Saved entries:
___
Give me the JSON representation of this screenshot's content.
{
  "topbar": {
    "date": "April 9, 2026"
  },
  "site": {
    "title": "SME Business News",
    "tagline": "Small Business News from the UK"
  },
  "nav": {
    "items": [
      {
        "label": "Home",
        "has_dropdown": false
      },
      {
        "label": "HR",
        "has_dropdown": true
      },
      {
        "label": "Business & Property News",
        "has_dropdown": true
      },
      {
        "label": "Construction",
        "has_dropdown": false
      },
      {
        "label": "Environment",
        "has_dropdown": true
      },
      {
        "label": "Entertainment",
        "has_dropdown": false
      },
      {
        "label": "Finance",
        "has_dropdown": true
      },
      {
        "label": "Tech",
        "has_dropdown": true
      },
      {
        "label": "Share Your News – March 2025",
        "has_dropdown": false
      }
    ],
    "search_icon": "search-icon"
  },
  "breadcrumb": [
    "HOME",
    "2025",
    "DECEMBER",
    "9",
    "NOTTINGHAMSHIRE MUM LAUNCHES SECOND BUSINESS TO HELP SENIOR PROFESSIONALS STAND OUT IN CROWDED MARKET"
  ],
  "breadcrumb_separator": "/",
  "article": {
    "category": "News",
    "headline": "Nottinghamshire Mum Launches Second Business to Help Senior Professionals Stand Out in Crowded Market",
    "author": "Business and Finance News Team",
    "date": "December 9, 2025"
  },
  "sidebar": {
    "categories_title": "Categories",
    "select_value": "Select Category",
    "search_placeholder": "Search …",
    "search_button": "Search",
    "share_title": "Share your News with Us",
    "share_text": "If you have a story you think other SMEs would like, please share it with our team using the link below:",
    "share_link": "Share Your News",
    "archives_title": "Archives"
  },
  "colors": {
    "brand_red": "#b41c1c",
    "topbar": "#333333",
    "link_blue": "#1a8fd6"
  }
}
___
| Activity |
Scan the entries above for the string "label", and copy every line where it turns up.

| Solution below |
        "label": "Home",
        "label": "HR",
        "label": "Business & Property News",
        "label": "Construction",
        "label": "Environment",
        "label": "Entertainment",
        "label": "Finance",
        "label": "Tech",
        "label": "Share Your News – March 2025",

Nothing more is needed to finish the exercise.